> Exercise requirements: Write the number of lines in the material below that contain "color", with no other words.

> Records for the task:
== == ==

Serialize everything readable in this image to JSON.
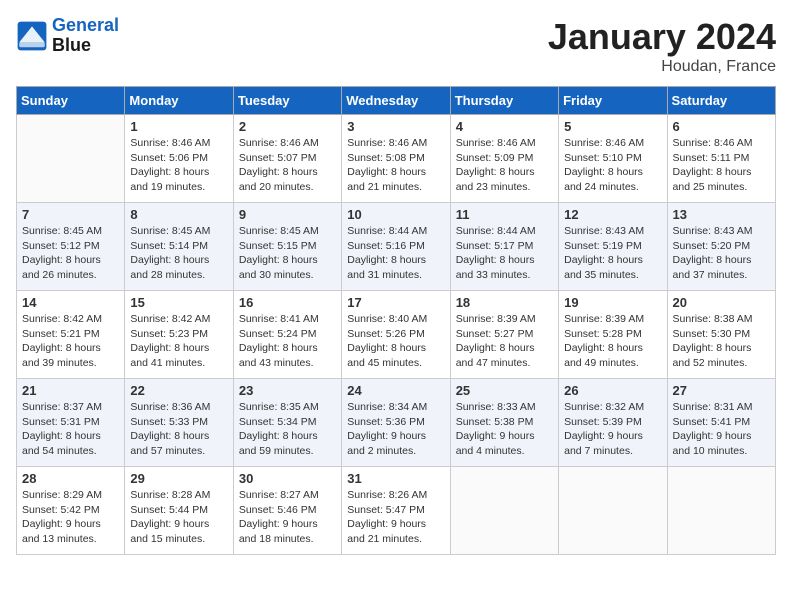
{
  "header": {
    "logo_line1": "General",
    "logo_line2": "Blue",
    "month": "January 2024",
    "location": "Houdan, France"
  },
  "weekdays": [
    "Sunday",
    "Monday",
    "Tuesday",
    "Wednesday",
    "Thursday",
    "Friday",
    "Saturday"
  ],
  "weeks": [
    [
      {
        "day": "",
        "info": ""
      },
      {
        "day": "1",
        "info": "Sunrise: 8:46 AM\nSunset: 5:06 PM\nDaylight: 8 hours\nand 19 minutes."
      },
      {
        "day": "2",
        "info": "Sunrise: 8:46 AM\nSunset: 5:07 PM\nDaylight: 8 hours\nand 20 minutes."
      },
      {
        "day": "3",
        "info": "Sunrise: 8:46 AM\nSunset: 5:08 PM\nDaylight: 8 hours\nand 21 minutes."
      },
      {
        "day": "4",
        "info": "Sunrise: 8:46 AM\nSunset: 5:09 PM\nDaylight: 8 hours\nand 23 minutes."
      },
      {
        "day": "5",
        "info": "Sunrise: 8:46 AM\nSunset: 5:10 PM\nDaylight: 8 hours\nand 24 minutes."
      },
      {
        "day": "6",
        "info": "Sunrise: 8:46 AM\nSunset: 5:11 PM\nDaylight: 8 hours\nand 25 minutes."
      }
    ],
    [
      {
        "day": "7",
        "info": "Sunrise: 8:45 AM\nSunset: 5:12 PM\nDaylight: 8 hours\nand 26 minutes."
      },
      {
        "day": "8",
        "info": "Sunrise: 8:45 AM\nSunset: 5:14 PM\nDaylight: 8 hours\nand 28 minutes."
      },
      {
        "day": "9",
        "info": "Sunrise: 8:45 AM\nSunset: 5:15 PM\nDaylight: 8 hours\nand 30 minutes."
      },
      {
        "day": "10",
        "info": "Sunrise: 8:44 AM\nSunset: 5:16 PM\nDaylight: 8 hours\nand 31 minutes."
      },
      {
        "day": "11",
        "info": "Sunrise: 8:44 AM\nSunset: 5:17 PM\nDaylight: 8 hours\nand 33 minutes."
      },
      {
        "day": "12",
        "info": "Sunrise: 8:43 AM\nSunset: 5:19 PM\nDaylight: 8 hours\nand 35 minutes."
      },
      {
        "day": "13",
        "info": "Sunrise: 8:43 AM\nSunset: 5:20 PM\nDaylight: 8 hours\nand 37 minutes."
      }
    ],
    [
      {
        "day": "14",
        "info": "Sunrise: 8:42 AM\nSunset: 5:21 PM\nDaylight: 8 hours\nand 39 minutes."
      },
      {
        "day": "15",
        "info": "Sunrise: 8:42 AM\nSunset: 5:23 PM\nDaylight: 8 hours\nand 41 minutes."
      },
      {
        "day": "16",
        "info": "Sunrise: 8:41 AM\nSunset: 5:24 PM\nDaylight: 8 hours\nand 43 minutes."
      },
      {
        "day": "17",
        "info": "Sunrise: 8:40 AM\nSunset: 5:26 PM\nDaylight: 8 hours\nand 45 minutes."
      },
      {
        "day": "18",
        "info": "Sunrise: 8:39 AM\nSunset: 5:27 PM\nDaylight: 8 hours\nand 47 minutes."
      },
      {
        "day": "19",
        "info": "Sunrise: 8:39 AM\nSunset: 5:28 PM\nDaylight: 8 hours\nand 49 minutes."
      },
      {
        "day": "20",
        "info": "Sunrise: 8:38 AM\nSunset: 5:30 PM\nDaylight: 8 hours\nand 52 minutes."
      }
    ],
    [
      {
        "day": "21",
        "info": "Sunrise: 8:37 AM\nSunset: 5:31 PM\nDaylight: 8 hours\nand 54 minutes."
      },
      {
        "day": "22",
        "info": "Sunrise: 8:36 AM\nSunset: 5:33 PM\nDaylight: 8 hours\nand 57 minutes."
      },
      {
        "day": "23",
        "info": "Sunrise: 8:35 AM\nSunset: 5:34 PM\nDaylight: 8 hours\nand 59 minutes."
      },
      {
        "day": "24",
        "info": "Sunrise: 8:34 AM\nSunset: 5:36 PM\nDaylight: 9 hours\nand 2 minutes."
      },
      {
        "day": "25",
        "info": "Sunrise: 8:33 AM\nSunset: 5:38 PM\nDaylight: 9 hours\nand 4 minutes."
      },
      {
        "day": "26",
        "info": "Sunrise: 8:32 AM\nSunset: 5:39 PM\nDaylight: 9 hours\nand 7 minutes."
      },
      {
        "day": "27",
        "info": "Sunrise: 8:31 AM\nSunset: 5:41 PM\nDaylight: 9 hours\nand 10 minutes."
      }
    ],
    [
      {
        "day": "28",
        "info": "Sunrise: 8:29 AM\nSunset: 5:42 PM\nDaylight: 9 hours\nand 13 minutes."
      },
      {
        "day": "29",
        "info": "Sunrise: 8:28 AM\nSunset: 5:44 PM\nDaylight: 9 hours\nand 15 minutes."
      },
      {
        "day": "30",
        "info": "Sunrise: 8:27 AM\nSunset: 5:46 PM\nDaylight: 9 hours\nand 18 minutes."
      },
      {
        "day": "31",
        "info": "Sunrise: 8:26 AM\nSunset: 5:47 PM\nDaylight: 9 hours\nand 21 minutes."
      },
      {
        "day": "",
        "info": ""
      },
      {
        "day": "",
        "info": ""
      },
      {
        "day": "",
        "info": ""
      }
    ]
  ]
}
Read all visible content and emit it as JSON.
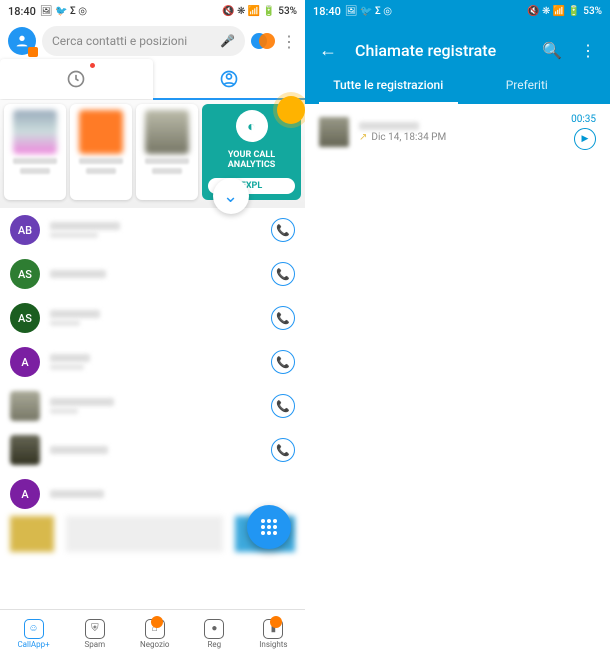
{
  "status": {
    "time": "18:40",
    "battery": "53%",
    "left_icons": "🖼 🐦 Σ ◎",
    "right_icons": "🔇 ❋ 📶 🔋"
  },
  "left": {
    "search_placeholder": "Cerca contatti e posizioni",
    "promo": {
      "line": "YOUR CALL ANALYTICS",
      "btn": "EXPL"
    },
    "contacts": [
      {
        "initials": "AB",
        "color": "ci-purple"
      },
      {
        "initials": "AS",
        "color": "ci-green"
      },
      {
        "initials": "AS",
        "color": "ci-darkgreen"
      },
      {
        "initials": "A",
        "color": "ci-violet"
      },
      {
        "initials": "",
        "color": "ci-img1"
      },
      {
        "initials": "",
        "color": "ci-img2"
      },
      {
        "initials": "A",
        "color": "ci-violet"
      }
    ],
    "nav": {
      "callapp": "CallApp+",
      "spam": "Spam",
      "negozio": "Negozio",
      "reg": "Reg",
      "insights": "Insights"
    }
  },
  "right": {
    "title": "Chiamate registrate",
    "tab_all": "Tutte le registrazioni",
    "tab_fav": "Preferiti",
    "recording": {
      "date": "Dic 14, 18:34 PM",
      "duration": "00:35"
    }
  }
}
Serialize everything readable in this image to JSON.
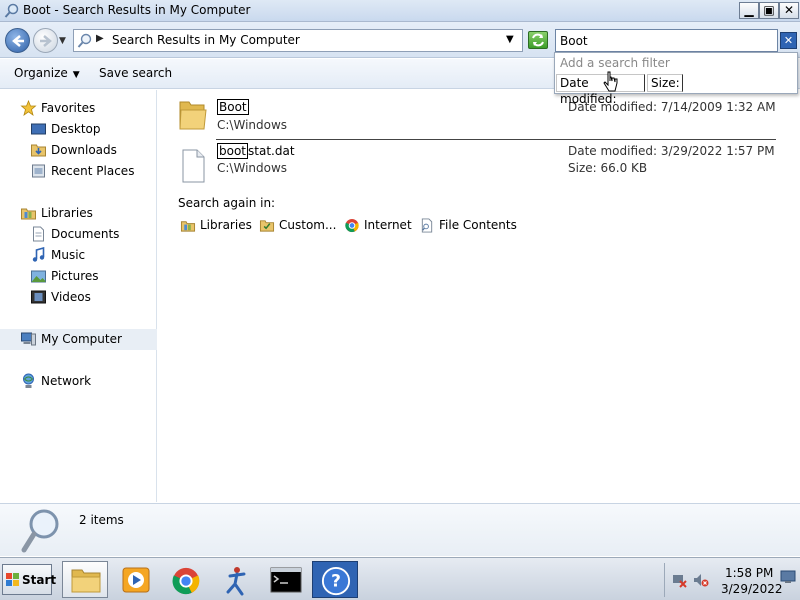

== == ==

> Written reply: 7